  • demonstration of interoperability of different converter technologies in different grid topologies
  • demonstration of different control objectives for a (meshed) DC offshore grid in different grid topologies
  • gaining confidence in the simulative analysis of task 2.3 by verification through a hardware setup
  • analysis of harmonic resonance phenomena caused by WTG and VSC interaction

In order to achieve the objectives, the following steps are carried out:

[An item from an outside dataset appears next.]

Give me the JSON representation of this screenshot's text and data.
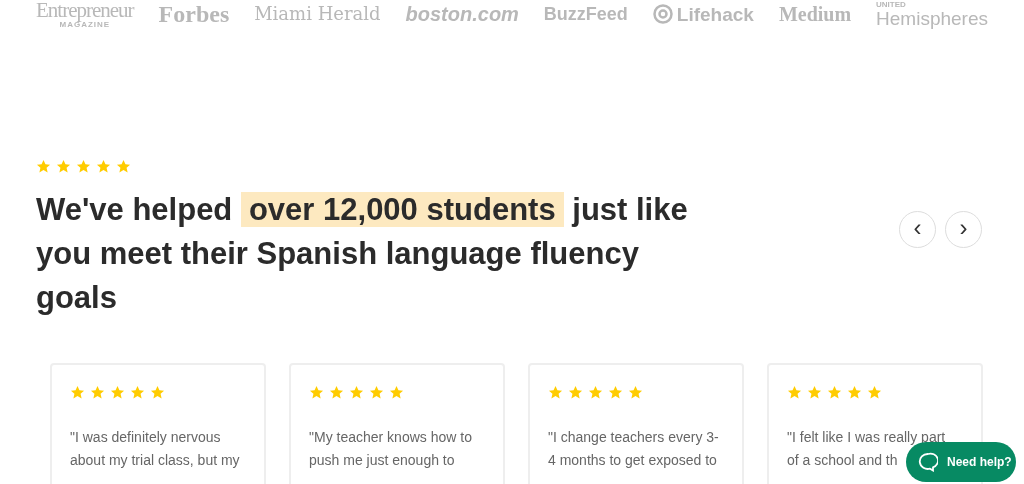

  • To set up a fully operational MMC test bench system until the end of 2018 at the premises of RWTH Aachen’s/ IFHT’s (Institute for High Voltage Technology) existing testing facilities
  • To build a number of test cases – utilizing the testing capacities of the test bench – regarding the crucial interaction between different converter controls and/ or conversion technologies and the protection system on the one hand and the interaction between the meshed HVDC offshore grid and the existing onshore system with a particular emphasis on harmonics on the other
  • To conduct behavioral tests according to the previously defined test cases and to validate the applicability of different systemic/ technological options in a given real world context
  • To derive appropriate principles and policies for technical solutions facilitating a smooth interoperability between different components, technologies and systems in a future meshed HVDC offshore grid
  • To demonstrate the operation of DRU-enabled wind turbine control systems in a multi-terminal HVDC grid the construction of a real time prototype demonstrator with actual control and protection hardware.

Download Deliverable 16.1: Definition and Specification of Test Cases (PDF 1.27 MB)

Download Deliverable 16.5: Documentation of analytical approach - Implementation of an analytical Method for Analysis of Harmonic Resonance Phenomena (PDF 4.33 MB)